The newly mature midsize-SUV segment features one of the most closely matched sets of vehicles we've ever seen. Each SUV tested has a V-6. The smallest is 3.5 liters, the largest is 3.7 liters. The weakest engine makes 250 horsepower, while the two most potent pump out 290. Torque is even closer with 22 pound-feet separating the buffest from the most effete.

Every one gets an EPA rating of either 16 or 17 mpg in town and 22 or 23 mpg on the highway. In our own tests, the most frugal car recorded 15.9 combined mpg (Highlander), while the thirstiest recorded 13.8 mpg (Traverse). They all seat seven, except for one that seats six (the Ford came with optional second-row captain's chairs) and one with eight seats (Pilot). As-tested price is the same story, with the cheapest wearing a $40,800 sticker (CX-9), while the most expensive costs $45,515 (Explorer). The average price for the six is $42,192, with most costing a few hundred bucks less than the mean.

Aside from our usual crew of automotive know-it-alls, we brought along Mark Williams, former editor-in-chief of Truck Trend and all-around off-road expert.
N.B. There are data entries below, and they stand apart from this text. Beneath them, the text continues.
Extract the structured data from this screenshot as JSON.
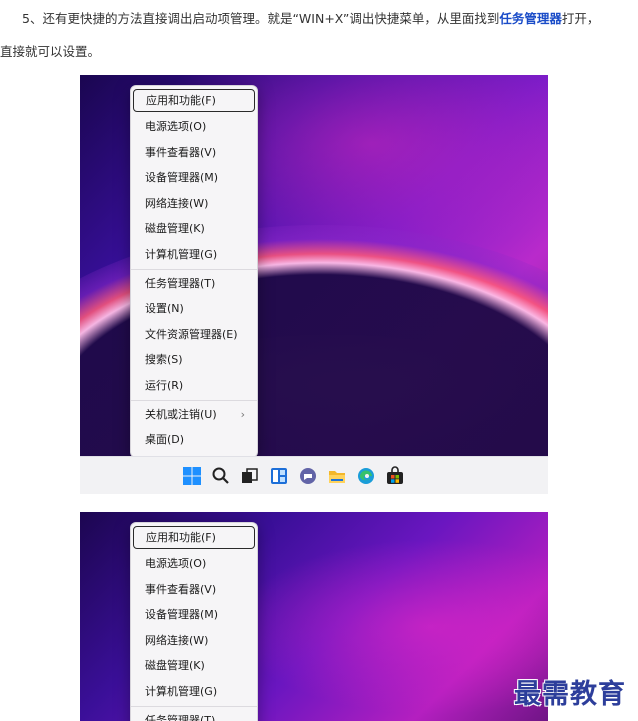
{
  "article": {
    "line1_prefix": "5、还有更快捷的方法直接调出启动项管理。就是“WIN+X”调出快捷菜单，从里面找到",
    "line1_link": "任务管理器",
    "line1_suffix": "打开，",
    "line2": "直接就可以设置。"
  },
  "menu1": {
    "items": [
      {
        "label": "应用和功能(F)"
      },
      {
        "label": "电源选项(O)"
      },
      {
        "label": "事件查看器(V)"
      },
      {
        "label": "设备管理器(M)"
      },
      {
        "label": "网络连接(W)"
      },
      {
        "label": "磁盘管理(K)"
      },
      {
        "label": "计算机管理(G)"
      },
      {
        "label": "任务管理器(T)"
      },
      {
        "label": "设置(N)"
      },
      {
        "label": "文件资源管理器(E)"
      },
      {
        "label": "搜索(S)"
      },
      {
        "label": "运行(R)"
      },
      {
        "label": "关机或注销(U)",
        "chevron": "›"
      },
      {
        "label": "桌面(D)"
      }
    ]
  },
  "menu2": {
    "items": [
      {
        "label": "应用和功能(F)"
      },
      {
        "label": "电源选项(O)"
      },
      {
        "label": "事件查看器(V)"
      },
      {
        "label": "设备管理器(M)"
      },
      {
        "label": "网络连接(W)"
      },
      {
        "label": "磁盘管理(K)"
      },
      {
        "label": "计算机管理(G)"
      },
      {
        "label": "任务管理器(T)"
      }
    ]
  },
  "taskbar": {
    "icons": [
      "windows-start-icon",
      "search-icon",
      "task-view-icon",
      "widgets-icon",
      "teams-chat-icon",
      "file-explorer-icon",
      "edge-browser-icon",
      "store-icon"
    ]
  },
  "watermark": {
    "text": "最需教育"
  },
  "colors": {
    "link": "#1a4cc8",
    "watermark": "#2d3e9b",
    "menu_bg": "#f6f5f7"
  }
}
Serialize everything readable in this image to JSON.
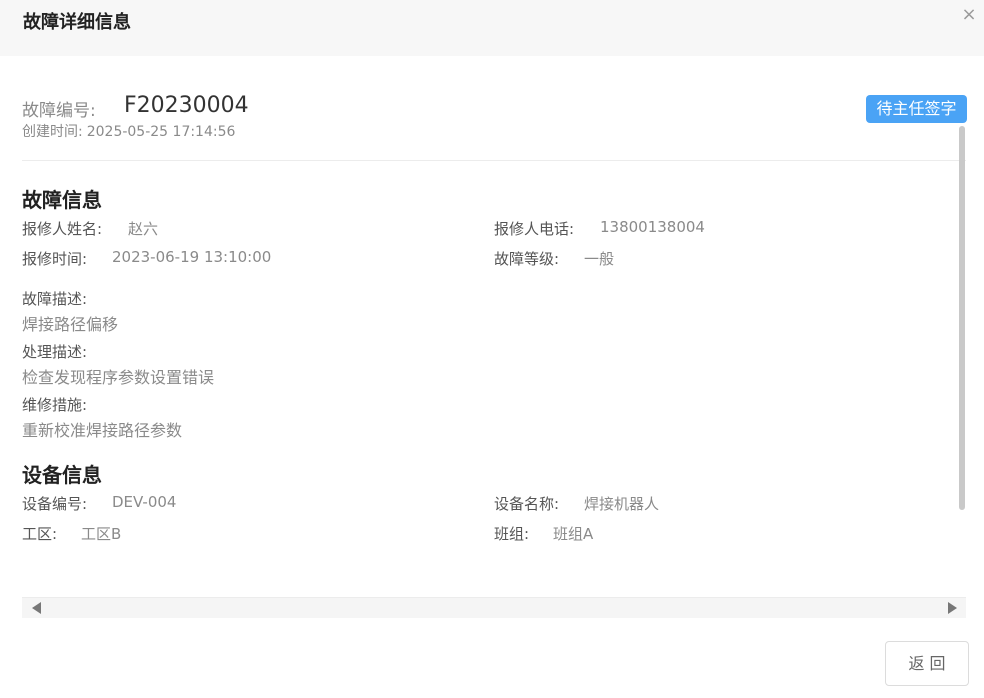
{
  "dialog": {
    "title": "故障详细信息",
    "close_symbol": "×"
  },
  "summary": {
    "fault_no_label": "故障编号:",
    "fault_no": "F20230004",
    "created_label": "创建时间:",
    "created_value": "2025-05-25 17:14:56",
    "status": "待主任签字",
    "status_color": "#4aa3f5"
  },
  "fault_section": {
    "title": "故障信息",
    "reporter_name_label": "报修人姓名:",
    "reporter_name": "赵六",
    "reporter_phone_label": "报修人电话:",
    "reporter_phone": "13800138004",
    "report_time_label": "报修时间:",
    "report_time": "2023-06-19 13:10:00",
    "level_label": "故障等级:",
    "level": "一般",
    "description_label": "故障描述:",
    "description": "焊接路径偏移",
    "handling_label": "处理描述:",
    "handling": "检查发现程序参数设置错误",
    "measures_label": "维修措施:",
    "measures": "重新校准焊接路径参数"
  },
  "device_section": {
    "title": "设备信息",
    "device_no_label": "设备编号:",
    "device_no": "DEV-004",
    "device_name_label": "设备名称:",
    "device_name": "焊接机器人",
    "zone_label": "工区:",
    "zone": "工区B",
    "team_label": "班组:",
    "team": "班组A"
  },
  "footer": {
    "back_label": "返 回"
  }
}
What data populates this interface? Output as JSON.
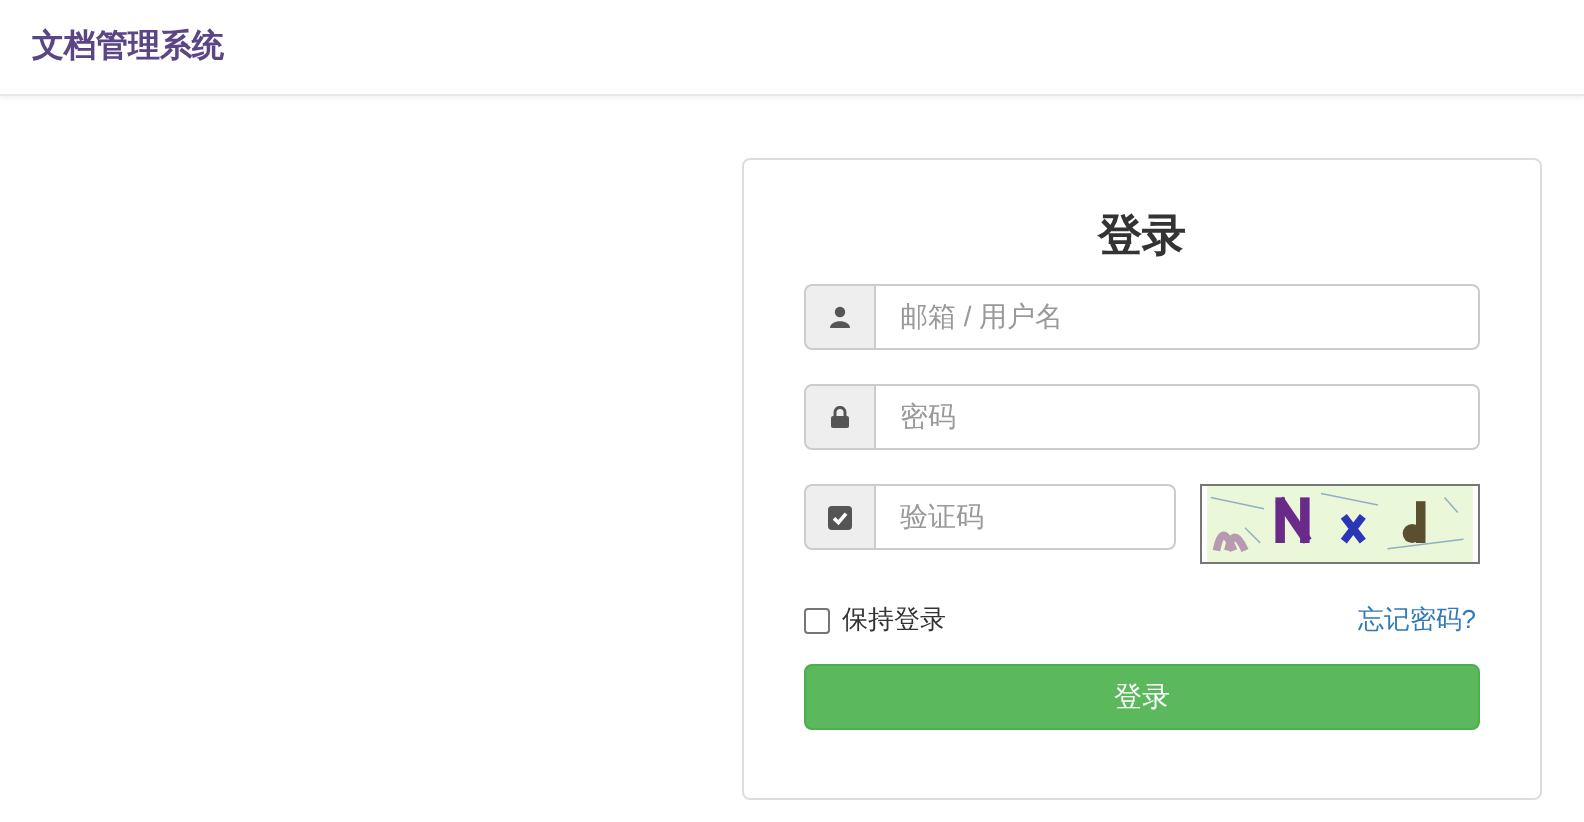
{
  "header": {
    "title": "文档管理系统"
  },
  "login": {
    "title": "登录",
    "fields": [
      {
        "kind": "user",
        "placeholder": "邮箱 / 用户名"
      },
      {
        "kind": "lock",
        "placeholder": "密码"
      },
      {
        "kind": "captcha",
        "placeholder": "验证码"
      }
    ],
    "remember": {
      "label": "保持登录",
      "checked": false
    },
    "forgot_link": "忘记密码?",
    "submit": "登录"
  }
}
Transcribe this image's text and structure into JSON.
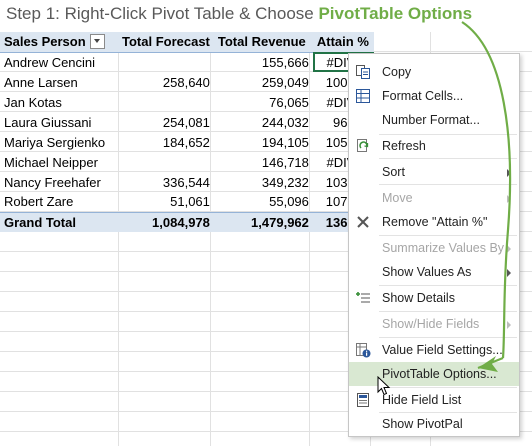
{
  "caption": {
    "prefix": "Step 1: Right-Click Pivot Table & Choose ",
    "highlight": "PivotTable Options"
  },
  "pivot": {
    "headers": [
      "Sales Person",
      "Total Forecast",
      "Total Revenue",
      "Attain %"
    ],
    "rows": [
      {
        "name": "Andrew Cencini",
        "forecast": "",
        "revenue": "155,666",
        "attain": "#DIV/0!"
      },
      {
        "name": "Anne Larsen",
        "forecast": "258,640",
        "revenue": "259,049",
        "attain": "100.2%"
      },
      {
        "name": "Jan Kotas",
        "forecast": "",
        "revenue": "76,065",
        "attain": "#DIV/0!"
      },
      {
        "name": "Laura Giussani",
        "forecast": "254,081",
        "revenue": "244,032",
        "attain": "96.0%"
      },
      {
        "name": "Mariya Sergienko",
        "forecast": "184,652",
        "revenue": "194,105",
        "attain": "105.1%"
      },
      {
        "name": "Michael Neipper",
        "forecast": "",
        "revenue": "146,718",
        "attain": "#DIV/0!"
      },
      {
        "name": "Nancy Freehafer",
        "forecast": "336,544",
        "revenue": "349,232",
        "attain": "103.8%"
      },
      {
        "name": "Robert Zare",
        "forecast": "51,061",
        "revenue": "55,096",
        "attain": "107.9%"
      }
    ],
    "total": {
      "name": "Grand Total",
      "forecast": "1,084,978",
      "revenue": "1,479,962",
      "attain": "136.4%"
    }
  },
  "context_menu": {
    "items": [
      {
        "label": "Copy",
        "icon": "copy-icon",
        "enabled": true
      },
      {
        "label": "Format Cells...",
        "icon": "format-cells-icon",
        "enabled": true
      },
      {
        "label": "Number Format...",
        "icon": "",
        "enabled": true
      },
      {
        "label": "Refresh",
        "icon": "refresh-icon",
        "enabled": true
      },
      {
        "label": "Sort",
        "icon": "",
        "enabled": true,
        "submenu": true
      },
      {
        "label": "Move",
        "icon": "",
        "enabled": false,
        "submenu": true
      },
      {
        "label": "Remove \"Attain %\"",
        "icon": "remove-x-icon",
        "enabled": true
      },
      {
        "label": "Summarize Values By",
        "icon": "",
        "enabled": false,
        "submenu": true
      },
      {
        "label": "Show Values As",
        "icon": "",
        "enabled": true,
        "submenu": true
      },
      {
        "label": "Show Details",
        "icon": "show-details-icon",
        "enabled": true
      },
      {
        "label": "Show/Hide Fields",
        "icon": "",
        "enabled": false,
        "submenu": true
      },
      {
        "label": "Value Field Settings...",
        "icon": "value-field-settings-icon",
        "enabled": true
      },
      {
        "label": "PivotTable Options...",
        "icon": "",
        "enabled": true,
        "hover": true
      },
      {
        "label": "Hide Field List",
        "icon": "field-list-icon",
        "enabled": true
      },
      {
        "label": "Show PivotPal",
        "icon": "",
        "enabled": true
      }
    ]
  },
  "colors": {
    "accent_green": "#70ad47",
    "pivot_header_fill": "#dce6f1",
    "menu_hover": "#d9e8d2",
    "cell_selection": "#217346"
  }
}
He makes the following salient point: "Thank God we're not grading on a curve. The top players in this segment are fiercely competitive. Worst of the group probably gets a B+, with the top spots being separated by just a few percentage points." Exactly right. Are you ready? Here we go.